_What the exercise asks_
The answer must be an exact copy of the entries below, with no images in it.

(Data records for software interfaces)
Segment Open

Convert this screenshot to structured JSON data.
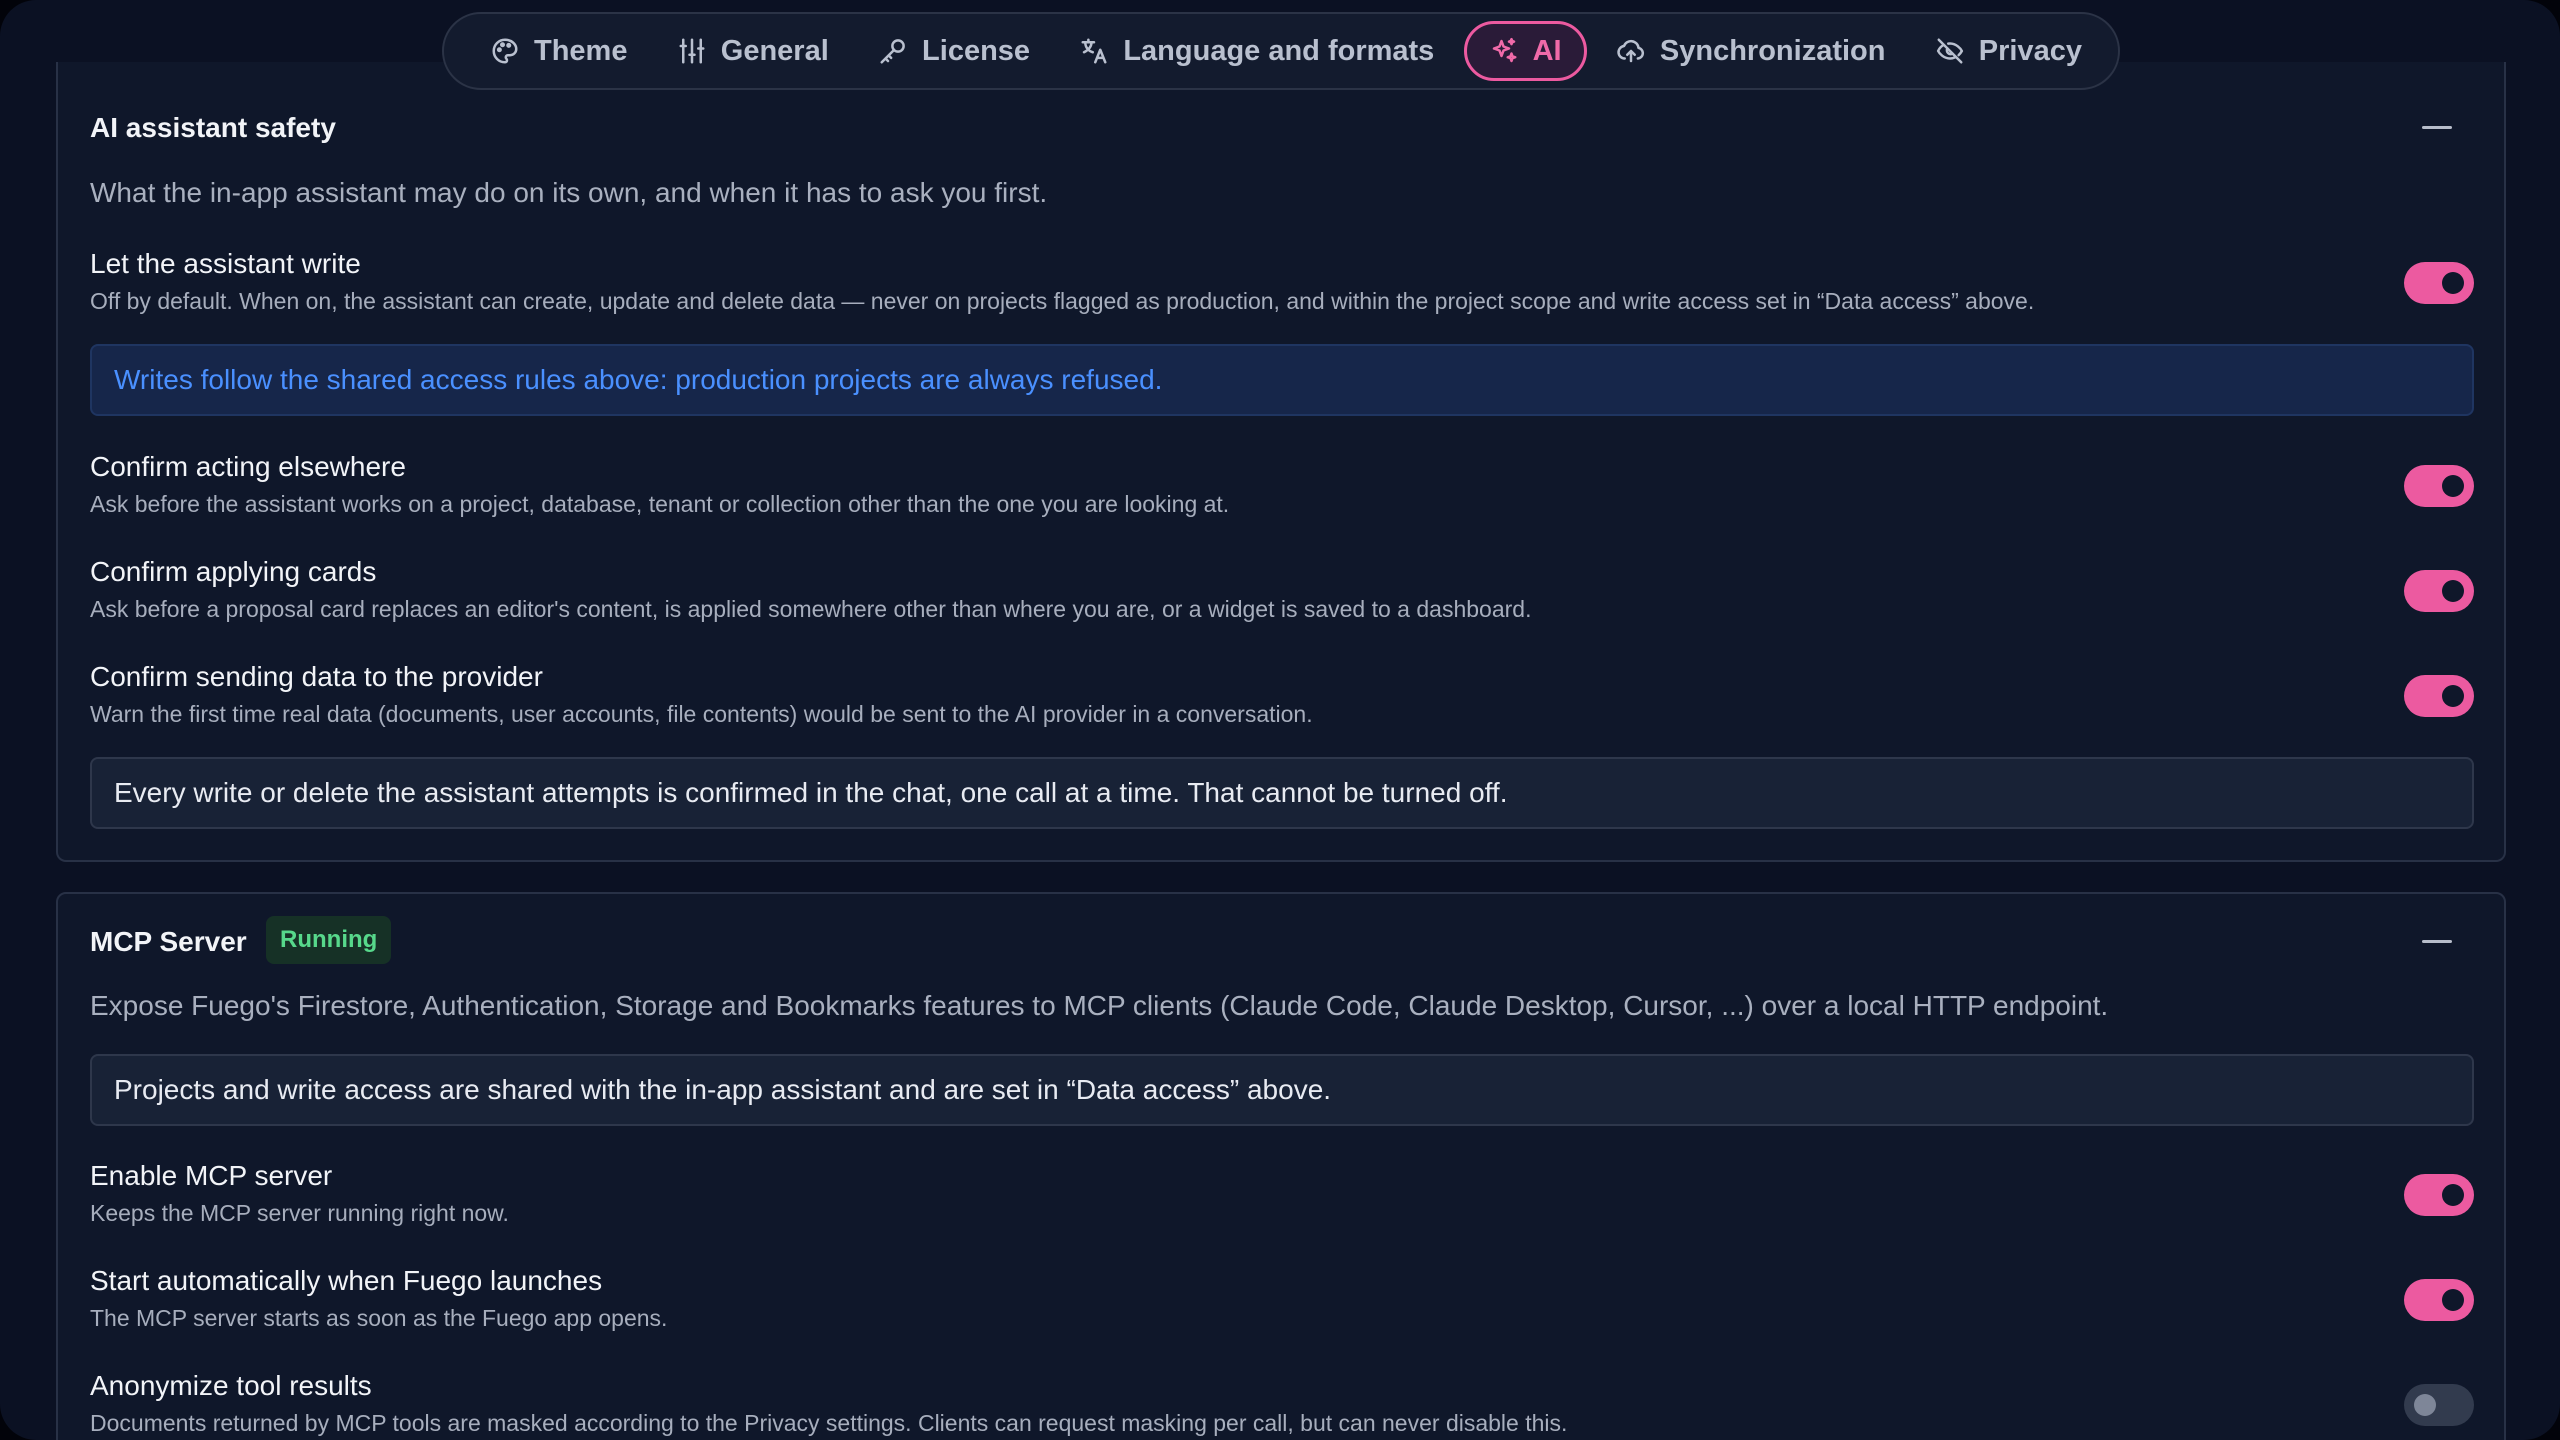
{
  "nav": {
    "tabs": [
      {
        "label": "Theme",
        "icon": "palette-icon"
      },
      {
        "label": "General",
        "icon": "sliders-icon"
      },
      {
        "label": "License",
        "icon": "key-icon"
      },
      {
        "label": "Language and formats",
        "icon": "translate-icon"
      },
      {
        "label": "AI",
        "icon": "sparkles-icon",
        "active": true
      },
      {
        "label": "Synchronization",
        "icon": "cloud-upload-icon"
      },
      {
        "label": "Privacy",
        "icon": "eye-off-icon"
      }
    ]
  },
  "safety": {
    "title": "AI assistant safety",
    "description": "What the in-app assistant may do on its own, and when it has to ask you first.",
    "write": {
      "title": "Let the assistant write",
      "subtitle": "Off by default. When on, the assistant can create, update and delete data — never on projects flagged as production, and within the project scope and write access set in “Data access” above.",
      "enabled": true
    },
    "write_notice": "Writes follow the shared access rules above: production projects are always refused.",
    "elsewhere": {
      "title": "Confirm acting elsewhere",
      "subtitle": "Ask before the assistant works on a project, database, tenant or collection other than the one you are looking at.",
      "enabled": true
    },
    "cards": {
      "title": "Confirm applying cards",
      "subtitle": "Ask before a proposal card replaces an editor's content, is applied somewhere other than where you are, or a widget is saved to a dashboard.",
      "enabled": true
    },
    "provider": {
      "title": "Confirm sending data to the provider",
      "subtitle": "Warn the first time real data (documents, user accounts, file contents) would be sent to the AI provider in a conversation.",
      "enabled": true
    },
    "confirm_notice": "Every write or delete the assistant attempts is confirmed in the chat, one call at a time. That cannot be turned off."
  },
  "mcp": {
    "title": "MCP Server",
    "status": "Running",
    "description": "Expose Fuego's Firestore, Authentication, Storage and Bookmarks features to MCP clients (Claude Code, Claude Desktop, Cursor, ...) over a local HTTP endpoint.",
    "shared_notice": "Projects and write access are shared with the in-app assistant and are set in “Data access” above.",
    "enable": {
      "title": "Enable MCP server",
      "subtitle": "Keeps the MCP server running right now.",
      "enabled": true
    },
    "autostart": {
      "title": "Start automatically when Fuego launches",
      "subtitle": "The MCP server starts as soon as the Fuego app opens.",
      "enabled": true
    },
    "anonymize": {
      "title": "Anonymize tool results",
      "subtitle": "Documents returned by MCP tools are masked according to the Privacy settings. Clients can request masking per call, but can never disable this.",
      "enabled": false
    }
  },
  "colors": {
    "accent": "#ec5aa0",
    "info_text": "#4a90ff",
    "running_badge": "#57d88b",
    "background": "#0b1123"
  }
}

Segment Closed

_Answer section_
Convert this screenshot to structured JSON data.
{
  "nav": {
    "tabs": [
      {
        "label": "Theme",
        "icon": "palette-icon"
      },
      {
        "label": "General",
        "icon": "sliders-icon"
      },
      {
        "label": "License",
        "icon": "key-icon"
      },
      {
        "label": "Language and formats",
        "icon": "translate-icon"
      },
      {
        "label": "AI",
        "icon": "sparkles-icon",
        "active": true
      },
      {
        "label": "Synchronization",
        "icon": "cloud-upload-icon"
      },
      {
        "label": "Privacy",
        "icon": "eye-off-icon"
      }
    ]
  },
  "safety": {
    "title": "AI assistant safety",
    "description": "What the in-app assistant may do on its own, and when it has to ask you first.",
    "write": {
      "title": "Let the assistant write",
      "subtitle": "Off by default. When on, the assistant can create, update and delete data — never on projects flagged as production, and within the project scope and write access set in “Data access” above.",
      "enabled": true
    },
    "write_notice": "Writes follow the shared access rules above: production projects are always refused.",
    "elsewhere": {
      "title": "Confirm acting elsewhere",
      "subtitle": "Ask before the assistant works on a project, database, tenant or collection other than the one you are looking at.",
      "enabled": true
    },
    "cards": {
      "title": "Confirm applying cards",
      "subtitle": "Ask before a proposal card replaces an editor's content, is applied somewhere other than where you are, or a widget is saved to a dashboard.",
      "enabled": true
    },
    "provider": {
      "title": "Confirm sending data to the provider",
      "subtitle": "Warn the first time real data (documents, user accounts, file contents) would be sent to the AI provider in a conversation.",
      "enabled": true
    },
    "confirm_notice": "Every write or delete the assistant attempts is confirmed in the chat, one call at a time. That cannot be turned off."
  },
  "mcp": {
    "title": "MCP Server",
    "status": "Running",
    "description": "Expose Fuego's Firestore, Authentication, Storage and Bookmarks features to MCP clients (Claude Code, Claude Desktop, Cursor, ...) over a local HTTP endpoint.",
    "shared_notice": "Projects and write access are shared with the in-app assistant and are set in “Data access” above.",
    "enable": {
      "title": "Enable MCP server",
      "subtitle": "Keeps the MCP server running right now.",
      "enabled": true
    },
    "autostart": {
      "title": "Start automatically when Fuego launches",
      "subtitle": "The MCP server starts as soon as the Fuego app opens.",
      "enabled": true
    },
    "anonymize": {
      "title": "Anonymize tool results",
      "subtitle": "Documents returned by MCP tools are masked according to the Privacy settings. Clients can request masking per call, but can never disable this.",
      "enabled": false
    }
  },
  "colors": {
    "accent": "#ec5aa0",
    "info_text": "#4a90ff",
    "running_badge": "#57d88b",
    "background": "#0b1123"
  }
}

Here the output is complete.